# Reading: DCF for Startups

### 4. Handling Additional Risks

#### 4.3. Survival Probability and Hurdle Rates

The previous sub-sections have discussed two popular implementations of the DCF approach for startup companies. The conceptual difference between the two approaches is the following:

- When working with
**hurdle rates**, we implicitly**assume a specific probability of default for each individual period**. Consequently, the resulting present values of the annual cash flows are "expected values," in the sense that they already reflect the firm's failure probability. - The alternative method with the
**survival probability applies a probability of default to the whole business plan**. Consequently, the initial valuation (FCF @ "normal" WACC) reflects a potential valuation, which is then multiplied with the failure probability.

**When consistently implemented, both methods should technically lead to the same result**. We can show this using the previous example. Remember from before:

- Using the
**hurdle rates**, we have estimated a firm value of**1.87 million**. - We also know from before that the valuation that ignores the specific risks of the startup was
**4.82 million (going concern valuation).** - Finally, we have assumed that the firm will pay a
**liquidation dividend of 0.5 million**in the case of failure.

With this information, we can now compute the implied survival probability. From the previous subsection we know:

Firm value = Going concern value × survival probability + Liquidation value × (1 - survival probability).

** **

Solving this expression for survival probability yields:

Survival probability = \( \frac{\text{Firm value}-\text{Liquidation value}}{\text{Going concern value}-\text{Liquidation value}} \)

When we plug the previous valuations in this expression, we find a survival probability of roughly 32%:

Survival probability = \( \frac{1.87 - 0.5}{4.82 - 0.5} \) = 31.7%.

**Put differently, based on our assumptions, our analysis using hurdle rates is consistent with a valuation framework that assigns a success probability of 31.7% to the whole business plan. **

As we have seen in the previous section, this overall success probability can be decomposed into 8 sources of success.
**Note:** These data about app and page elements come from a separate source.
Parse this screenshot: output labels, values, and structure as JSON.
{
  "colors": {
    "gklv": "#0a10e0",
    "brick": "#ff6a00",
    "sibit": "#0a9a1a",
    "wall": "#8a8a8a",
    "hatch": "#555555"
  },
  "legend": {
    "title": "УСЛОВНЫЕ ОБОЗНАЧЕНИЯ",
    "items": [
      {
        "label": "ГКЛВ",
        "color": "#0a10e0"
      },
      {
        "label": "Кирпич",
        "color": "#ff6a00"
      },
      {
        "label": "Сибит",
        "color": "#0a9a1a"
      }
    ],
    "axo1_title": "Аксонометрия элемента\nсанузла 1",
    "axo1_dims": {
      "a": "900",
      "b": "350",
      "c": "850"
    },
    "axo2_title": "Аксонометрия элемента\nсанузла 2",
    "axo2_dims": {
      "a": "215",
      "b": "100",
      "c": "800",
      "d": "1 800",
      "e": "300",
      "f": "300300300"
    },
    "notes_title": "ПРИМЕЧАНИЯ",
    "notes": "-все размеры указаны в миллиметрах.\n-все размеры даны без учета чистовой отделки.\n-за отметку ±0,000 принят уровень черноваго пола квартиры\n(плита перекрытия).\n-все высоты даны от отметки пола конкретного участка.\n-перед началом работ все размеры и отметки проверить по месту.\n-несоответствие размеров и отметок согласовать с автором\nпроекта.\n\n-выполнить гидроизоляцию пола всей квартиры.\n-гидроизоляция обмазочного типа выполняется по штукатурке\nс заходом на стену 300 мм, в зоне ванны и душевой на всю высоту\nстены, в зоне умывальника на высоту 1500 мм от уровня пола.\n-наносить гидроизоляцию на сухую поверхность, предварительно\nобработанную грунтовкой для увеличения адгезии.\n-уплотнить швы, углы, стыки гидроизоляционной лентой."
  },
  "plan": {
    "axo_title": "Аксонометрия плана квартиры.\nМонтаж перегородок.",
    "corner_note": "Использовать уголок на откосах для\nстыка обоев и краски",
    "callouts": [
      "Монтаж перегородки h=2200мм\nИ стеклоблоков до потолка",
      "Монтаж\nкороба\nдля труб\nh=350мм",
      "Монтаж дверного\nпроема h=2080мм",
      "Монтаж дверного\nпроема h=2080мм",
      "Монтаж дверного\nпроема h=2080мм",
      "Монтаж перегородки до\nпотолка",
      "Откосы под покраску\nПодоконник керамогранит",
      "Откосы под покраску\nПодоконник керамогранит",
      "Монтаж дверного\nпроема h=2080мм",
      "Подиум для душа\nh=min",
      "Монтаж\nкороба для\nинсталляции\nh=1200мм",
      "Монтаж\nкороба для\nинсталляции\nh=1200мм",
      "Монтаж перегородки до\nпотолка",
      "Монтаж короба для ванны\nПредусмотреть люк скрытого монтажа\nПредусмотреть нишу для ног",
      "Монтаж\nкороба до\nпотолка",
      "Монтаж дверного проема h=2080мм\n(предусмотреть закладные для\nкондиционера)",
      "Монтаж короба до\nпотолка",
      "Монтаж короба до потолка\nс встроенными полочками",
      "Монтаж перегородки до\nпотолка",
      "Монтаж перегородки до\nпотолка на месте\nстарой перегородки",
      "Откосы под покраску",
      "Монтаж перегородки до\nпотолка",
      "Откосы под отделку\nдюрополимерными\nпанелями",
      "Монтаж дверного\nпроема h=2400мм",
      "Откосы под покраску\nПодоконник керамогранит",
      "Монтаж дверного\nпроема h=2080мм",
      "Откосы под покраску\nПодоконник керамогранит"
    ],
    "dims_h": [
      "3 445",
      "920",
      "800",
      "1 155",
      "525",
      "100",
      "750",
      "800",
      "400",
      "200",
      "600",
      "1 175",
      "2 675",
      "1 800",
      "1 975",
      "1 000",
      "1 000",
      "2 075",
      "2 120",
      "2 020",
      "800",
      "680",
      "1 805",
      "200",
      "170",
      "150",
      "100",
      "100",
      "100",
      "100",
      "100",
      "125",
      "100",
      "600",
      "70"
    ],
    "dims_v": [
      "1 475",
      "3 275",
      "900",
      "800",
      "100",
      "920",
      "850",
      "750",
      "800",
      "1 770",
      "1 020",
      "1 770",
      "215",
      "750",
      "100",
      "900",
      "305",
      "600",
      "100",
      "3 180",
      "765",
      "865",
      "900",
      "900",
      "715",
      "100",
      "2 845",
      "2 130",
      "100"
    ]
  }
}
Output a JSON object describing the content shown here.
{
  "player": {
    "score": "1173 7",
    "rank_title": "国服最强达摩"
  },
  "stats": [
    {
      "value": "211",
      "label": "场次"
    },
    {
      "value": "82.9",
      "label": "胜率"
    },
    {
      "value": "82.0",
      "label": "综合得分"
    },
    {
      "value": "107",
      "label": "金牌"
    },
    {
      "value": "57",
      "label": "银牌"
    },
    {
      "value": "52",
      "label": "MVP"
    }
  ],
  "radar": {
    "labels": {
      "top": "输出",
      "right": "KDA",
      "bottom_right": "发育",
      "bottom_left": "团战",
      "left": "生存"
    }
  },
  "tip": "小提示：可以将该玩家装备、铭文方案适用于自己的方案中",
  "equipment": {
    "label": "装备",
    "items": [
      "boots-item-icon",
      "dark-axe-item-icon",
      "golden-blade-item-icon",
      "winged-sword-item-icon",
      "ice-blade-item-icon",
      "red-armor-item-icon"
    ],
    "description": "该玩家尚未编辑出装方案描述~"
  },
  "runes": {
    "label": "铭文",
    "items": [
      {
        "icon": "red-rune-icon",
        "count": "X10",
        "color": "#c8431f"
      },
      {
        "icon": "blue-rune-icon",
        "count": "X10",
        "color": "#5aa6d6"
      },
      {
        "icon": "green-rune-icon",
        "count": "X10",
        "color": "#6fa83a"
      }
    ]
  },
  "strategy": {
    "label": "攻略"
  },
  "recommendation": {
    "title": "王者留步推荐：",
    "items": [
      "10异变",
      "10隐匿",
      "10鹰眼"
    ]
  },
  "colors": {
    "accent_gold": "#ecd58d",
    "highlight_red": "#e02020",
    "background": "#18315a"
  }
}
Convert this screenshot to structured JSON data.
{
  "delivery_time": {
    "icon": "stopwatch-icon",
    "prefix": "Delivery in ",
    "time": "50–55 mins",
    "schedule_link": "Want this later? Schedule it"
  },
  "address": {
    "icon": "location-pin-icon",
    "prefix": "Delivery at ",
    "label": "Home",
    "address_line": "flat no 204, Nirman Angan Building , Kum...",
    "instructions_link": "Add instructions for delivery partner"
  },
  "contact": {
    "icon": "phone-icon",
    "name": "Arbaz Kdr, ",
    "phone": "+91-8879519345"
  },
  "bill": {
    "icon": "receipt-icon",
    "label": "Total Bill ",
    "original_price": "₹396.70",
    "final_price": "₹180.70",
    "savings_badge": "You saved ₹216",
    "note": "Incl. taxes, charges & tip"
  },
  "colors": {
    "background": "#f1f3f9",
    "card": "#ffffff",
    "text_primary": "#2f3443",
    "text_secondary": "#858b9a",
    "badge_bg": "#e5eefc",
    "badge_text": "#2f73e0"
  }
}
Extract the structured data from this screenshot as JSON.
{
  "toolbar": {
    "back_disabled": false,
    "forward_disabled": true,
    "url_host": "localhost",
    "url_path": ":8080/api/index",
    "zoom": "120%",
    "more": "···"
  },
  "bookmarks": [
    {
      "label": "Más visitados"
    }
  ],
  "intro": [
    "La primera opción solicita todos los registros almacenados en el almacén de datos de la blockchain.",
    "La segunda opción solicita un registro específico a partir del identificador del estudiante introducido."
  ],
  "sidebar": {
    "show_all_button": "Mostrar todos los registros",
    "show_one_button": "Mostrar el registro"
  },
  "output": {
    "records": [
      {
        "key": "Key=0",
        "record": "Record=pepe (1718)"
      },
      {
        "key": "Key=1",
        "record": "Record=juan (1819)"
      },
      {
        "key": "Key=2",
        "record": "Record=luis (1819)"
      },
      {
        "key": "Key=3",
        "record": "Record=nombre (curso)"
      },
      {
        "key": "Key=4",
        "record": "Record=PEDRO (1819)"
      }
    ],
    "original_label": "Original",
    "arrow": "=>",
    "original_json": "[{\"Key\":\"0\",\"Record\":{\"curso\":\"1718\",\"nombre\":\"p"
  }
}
If we assume that the firm does equally well on all 8 dimensions, a joint success probability of 31.7% implies that **each individual dimension has an expected success probability of more than 86%! **

This also helps us to put the hurdle rates we used into perspective. **While an initial hurdle rate of 30% might seem large, we now see that the implied probability of default is still fairly small.**